Directions for this task → Keep the wording of every entry intact in your copy, and omit the pictures.

Dataset rows describing interfaces →
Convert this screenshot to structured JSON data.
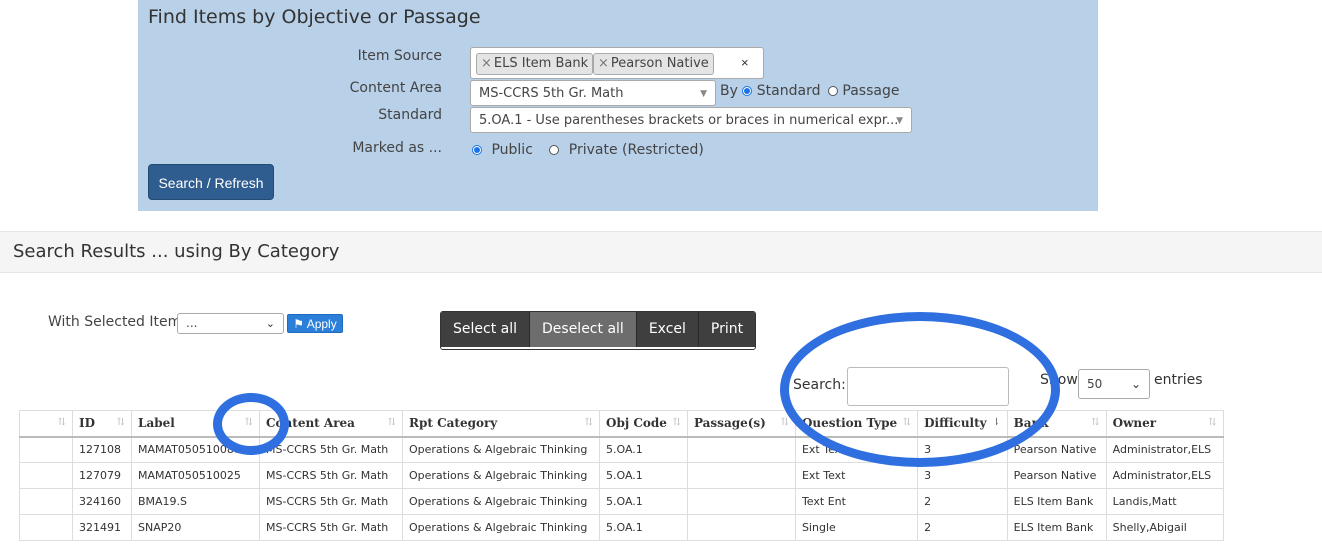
{
  "panel": {
    "title": "Find Items by Objective or Passage",
    "item_source_label": "Item Source",
    "content_area_label": "Content Area",
    "standard_label": "Standard",
    "marked_as_label": "Marked as ...",
    "item_sources": [
      "ELS Item Bank",
      "Pearson Native"
    ],
    "tag_clear": "×",
    "content_area_value": "MS-CCRS 5th Gr. Math",
    "by_label": "By",
    "by_options": [
      "Standard",
      "Passage"
    ],
    "by_selected": "Standard",
    "standard_value": "5.OA.1 - Use parentheses brackets or braces in numerical expr...",
    "marked_options": [
      "Public",
      "Private (Restricted)"
    ],
    "marked_selected": "Public",
    "search_button": "Search / Refresh"
  },
  "results": {
    "title": "Search Results ... using By Category",
    "with_selected_label": "With Selected Items",
    "with_selected_value": "...",
    "apply_label": "Apply",
    "buttons": [
      "Select all",
      "Deselect all",
      "Excel",
      "Print"
    ],
    "search_label": "Search:",
    "search_value": "",
    "show_label": "Show",
    "entries_value": "50",
    "entries_label": "entries"
  },
  "table": {
    "columns": [
      "",
      "ID",
      "Label",
      "Content Area",
      "Rpt Category",
      "Obj Code",
      "Passage(s)",
      "Question Type",
      "Difficulty",
      "Bank",
      "Owner"
    ],
    "rows": [
      [
        "",
        "127108",
        "MAMAT050510080",
        "MS-CCRS 5th Gr. Math",
        "Operations & Algebraic Thinking",
        "5.OA.1",
        "",
        "Ext Text",
        "3",
        "Pearson Native",
        "Administrator,ELS"
      ],
      [
        "",
        "127079",
        "MAMAT050510025",
        "MS-CCRS 5th Gr. Math",
        "Operations & Algebraic Thinking",
        "5.OA.1",
        "",
        "Ext Text",
        "3",
        "Pearson Native",
        "Administrator,ELS"
      ],
      [
        "",
        "324160",
        "BMA19.S",
        "MS-CCRS 5th Gr. Math",
        "Operations & Algebraic Thinking",
        "5.OA.1",
        "",
        "Text Ent",
        "2",
        "ELS Item Bank",
        "Landis,Matt"
      ],
      [
        "",
        "321491",
        "SNAP20",
        "MS-CCRS 5th Gr. Math",
        "Operations & Algebraic Thinking",
        "5.OA.1",
        "",
        "Single",
        "2",
        "ELS Item Bank",
        "Shelly,Abigail"
      ]
    ]
  },
  "colors": {
    "panel_bg": "#b8d0e8",
    "primary": "#2f5d8f",
    "annotation_ring": "#2f6fe0"
  }
}
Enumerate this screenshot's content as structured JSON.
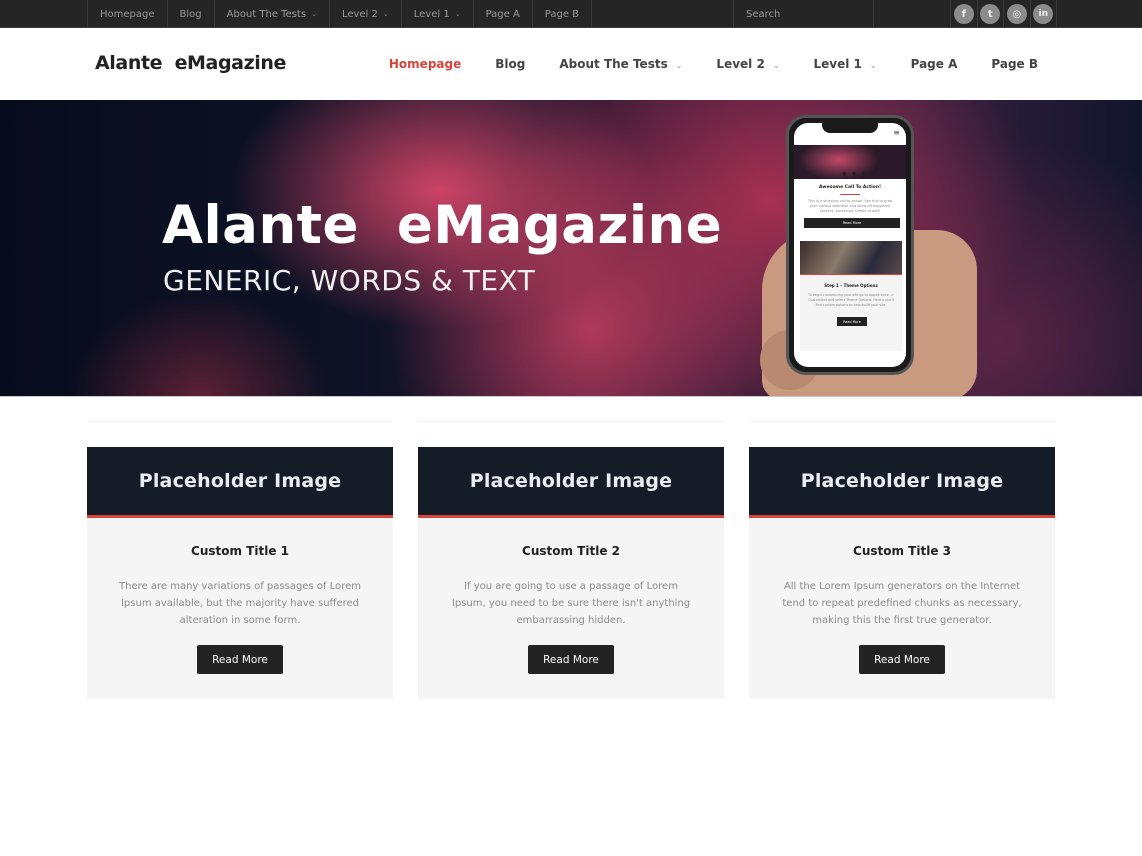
{
  "topbar": {
    "menu": [
      {
        "label": "Homepage",
        "has_dropdown": false
      },
      {
        "label": "Blog",
        "has_dropdown": false
      },
      {
        "label": "About The Tests",
        "has_dropdown": true
      },
      {
        "label": "Level 2",
        "has_dropdown": true
      },
      {
        "label": "Level 1",
        "has_dropdown": true
      },
      {
        "label": "Page A",
        "has_dropdown": false
      },
      {
        "label": "Page B",
        "has_dropdown": false
      }
    ],
    "search_placeholder": "Search",
    "social": [
      {
        "icon": "facebook-icon",
        "glyph": "f"
      },
      {
        "icon": "twitter-icon",
        "glyph": "t"
      },
      {
        "icon": "instagram-icon",
        "glyph": "◎"
      },
      {
        "icon": "linkedin-icon",
        "glyph": "in"
      }
    ],
    "chevron": "⌄"
  },
  "header": {
    "logo": "Alante  eMagazine",
    "nav": [
      {
        "label": "Homepage",
        "active": true,
        "has_dropdown": false
      },
      {
        "label": "Blog",
        "active": false,
        "has_dropdown": false
      },
      {
        "label": "About The Tests",
        "active": false,
        "has_dropdown": true
      },
      {
        "label": "Level 2",
        "active": false,
        "has_dropdown": true
      },
      {
        "label": "Level 1",
        "active": false,
        "has_dropdown": true
      },
      {
        "label": "Page A",
        "active": false,
        "has_dropdown": false
      },
      {
        "label": "Page B",
        "active": false,
        "has_dropdown": false
      }
    ],
    "accent_color": "#d6453a"
  },
  "hero": {
    "title": "Alante  eMagazine",
    "subtitle": "GENERIC, WORDS & TEXT",
    "phone": {
      "menu_glyph": "≡",
      "dots": "● ● ●",
      "cta_title": "Awesome Call To Action!",
      "cta_text": "This is a stunning call to action. Use this to grab your visitors attention and show off important content. Amazingly simple to add!",
      "cta_button": "Read More",
      "step_title": "Step 1 – Theme Options",
      "step_text": "To begin customizing your site go to Appearance -> Customizer and select Theme Options. Here's you'll find custom options to help build your site.",
      "step_button": "Read More"
    }
  },
  "cards": [
    {
      "image_label": "Placeholder Image",
      "title": "Custom Title 1",
      "text": "There are many variations of passages of Lorem Ipsum available, but the majority have suffered alteration in some form.",
      "button": "Read More"
    },
    {
      "image_label": "Placeholder Image",
      "title": "Custom Title 2",
      "text": "If you are going to use a passage of Lorem Ipsum, you need to be sure there isn't anything embarrassing hidden.",
      "button": "Read More"
    },
    {
      "image_label": "Placeholder Image",
      "title": "Custom Title 3",
      "text": "All the Lorem Ipsum generators on the Internet tend to repeat predefined chunks as necessary, making this the first true generator.",
      "button": "Read More"
    }
  ]
}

Exercise solution →
Convert this screenshot to structured JSON data.
{
  "panel": {
    "title": "Find Items by Objective or Passage",
    "item_source_label": "Item Source",
    "content_area_label": "Content Area",
    "standard_label": "Standard",
    "marked_as_label": "Marked as ...",
    "item_sources": [
      "ELS Item Bank",
      "Pearson Native"
    ],
    "tag_clear": "×",
    "content_area_value": "MS-CCRS 5th Gr. Math",
    "by_label": "By",
    "by_options": [
      "Standard",
      "Passage"
    ],
    "by_selected": "Standard",
    "standard_value": "5.OA.1 - Use parentheses brackets or braces in numerical expr...",
    "marked_options": [
      "Public",
      "Private (Restricted)"
    ],
    "marked_selected": "Public",
    "search_button": "Search / Refresh"
  },
  "results": {
    "title": "Search Results ... using By Category",
    "with_selected_label": "With Selected Items",
    "with_selected_value": "...",
    "apply_label": "Apply",
    "buttons": [
      "Select all",
      "Deselect all",
      "Excel",
      "Print"
    ],
    "search_label": "Search:",
    "search_value": "",
    "show_label": "Show",
    "entries_value": "50",
    "entries_label": "entries"
  },
  "table": {
    "columns": [
      "",
      "ID",
      "Label",
      "Content Area",
      "Rpt Category",
      "Obj Code",
      "Passage(s)",
      "Question Type",
      "Difficulty",
      "Bank",
      "Owner"
    ],
    "rows": [
      [
        "",
        "127108",
        "MAMAT050510080",
        "MS-CCRS 5th Gr. Math",
        "Operations & Algebraic Thinking",
        "5.OA.1",
        "",
        "Ext Text",
        "3",
        "Pearson Native",
        "Administrator,ELS"
      ],
      [
        "",
        "127079",
        "MAMAT050510025",
        "MS-CCRS 5th Gr. Math",
        "Operations & Algebraic Thinking",
        "5.OA.1",
        "",
        "Ext Text",
        "3",
        "Pearson Native",
        "Administrator,ELS"
      ],
      [
        "",
        "324160",
        "BMA19.S",
        "MS-CCRS 5th Gr. Math",
        "Operations & Algebraic Thinking",
        "5.OA.1",
        "",
        "Text Ent",
        "2",
        "ELS Item Bank",
        "Landis,Matt"
      ],
      [
        "",
        "321491",
        "SNAP20",
        "MS-CCRS 5th Gr. Math",
        "Operations & Algebraic Thinking",
        "5.OA.1",
        "",
        "Single",
        "2",
        "ELS Item Bank",
        "Shelly,Abigail"
      ]
    ]
  },
  "colors": {
    "panel_bg": "#b8d0e8",
    "primary": "#2f5d8f",
    "annotation_ring": "#2f6fe0"
  }
}
Enumerate this screenshot's content as structured JSON.
{
  "topbar": {
    "menu": [
      {
        "label": "Homepage",
        "has_dropdown": false
      },
      {
        "label": "Blog",
        "has_dropdown": false
      },
      {
        "label": "About The Tests",
        "has_dropdown": true
      },
      {
        "label": "Level 2",
        "has_dropdown": true
      },
      {
        "label": "Level 1",
        "has_dropdown": true
      },
      {
        "label": "Page A",
        "has_dropdown": false
      },
      {
        "label": "Page B",
        "has_dropdown": false
      }
    ],
    "search_placeholder": "Search",
    "social": [
      {
        "icon": "facebook-icon",
        "glyph": "f"
      },
      {
        "icon": "twitter-icon",
        "glyph": "t"
      },
      {
        "icon": "instagram-icon",
        "glyph": "◎"
      },
      {
        "icon": "linkedin-icon",
        "glyph": "in"
      }
    ],
    "chevron": "⌄"
  },
  "header": {
    "logo": "Alante  eMagazine",
    "nav": [
      {
        "label": "Homepage",
        "active": true,
        "has_dropdown": false
      },
      {
        "label": "Blog",
        "active": false,
        "has_dropdown": false
      },
      {
        "label": "About The Tests",
        "active": false,
        "has_dropdown": true
      },
      {
        "label": "Level 2",
        "active": false,
        "has_dropdown": true
      },
      {
        "label": "Level 1",
        "active": false,
        "has_dropdown": true
      },
      {
        "label": "Page A",
        "active": false,
        "has_dropdown": false
      },
      {
        "label": "Page B",
        "active": false,
        "has_dropdown": false
      }
    ],
    "accent_color": "#d6453a"
  },
  "hero": {
    "title": "Alante  eMagazine",
    "subtitle": "GENERIC, WORDS & TEXT",
    "phone": {
      "menu_glyph": "≡",
      "dots": "● ● ●",
      "cta_title": "Awesome Call To Action!",
      "cta_text": "This is a stunning call to action. Use this to grab your visitors attention and show off important content. Amazingly simple to add!",
      "cta_button": "Read More",
      "step_title": "Step 1 – Theme Options",
      "step_text": "To begin customizing your site go to Appearance -> Customizer and select Theme Options. Here's you'll find custom options to help build your site.",
      "step_button": "Read More"
    }
  },
  "cards": [
    {
      "image_label": "Placeholder Image",
      "title": "Custom Title 1",
      "text": "There are many variations of passages of Lorem Ipsum available, but the majority have suffered alteration in some form.",
      "button": "Read More"
    },
    {
      "image_label": "Placeholder Image",
      "title": "Custom Title 2",
      "text": "If you are going to use a passage of Lorem Ipsum, you need to be sure there isn't anything embarrassing hidden.",
      "button": "Read More"
    },
    {
      "image_label": "Placeholder Image",
      "title": "Custom Title 3",
      "text": "All the Lorem Ipsum generators on the Internet tend to repeat predefined chunks as necessary, making this the first true generator.",
      "button": "Read More"
    }
  ]
}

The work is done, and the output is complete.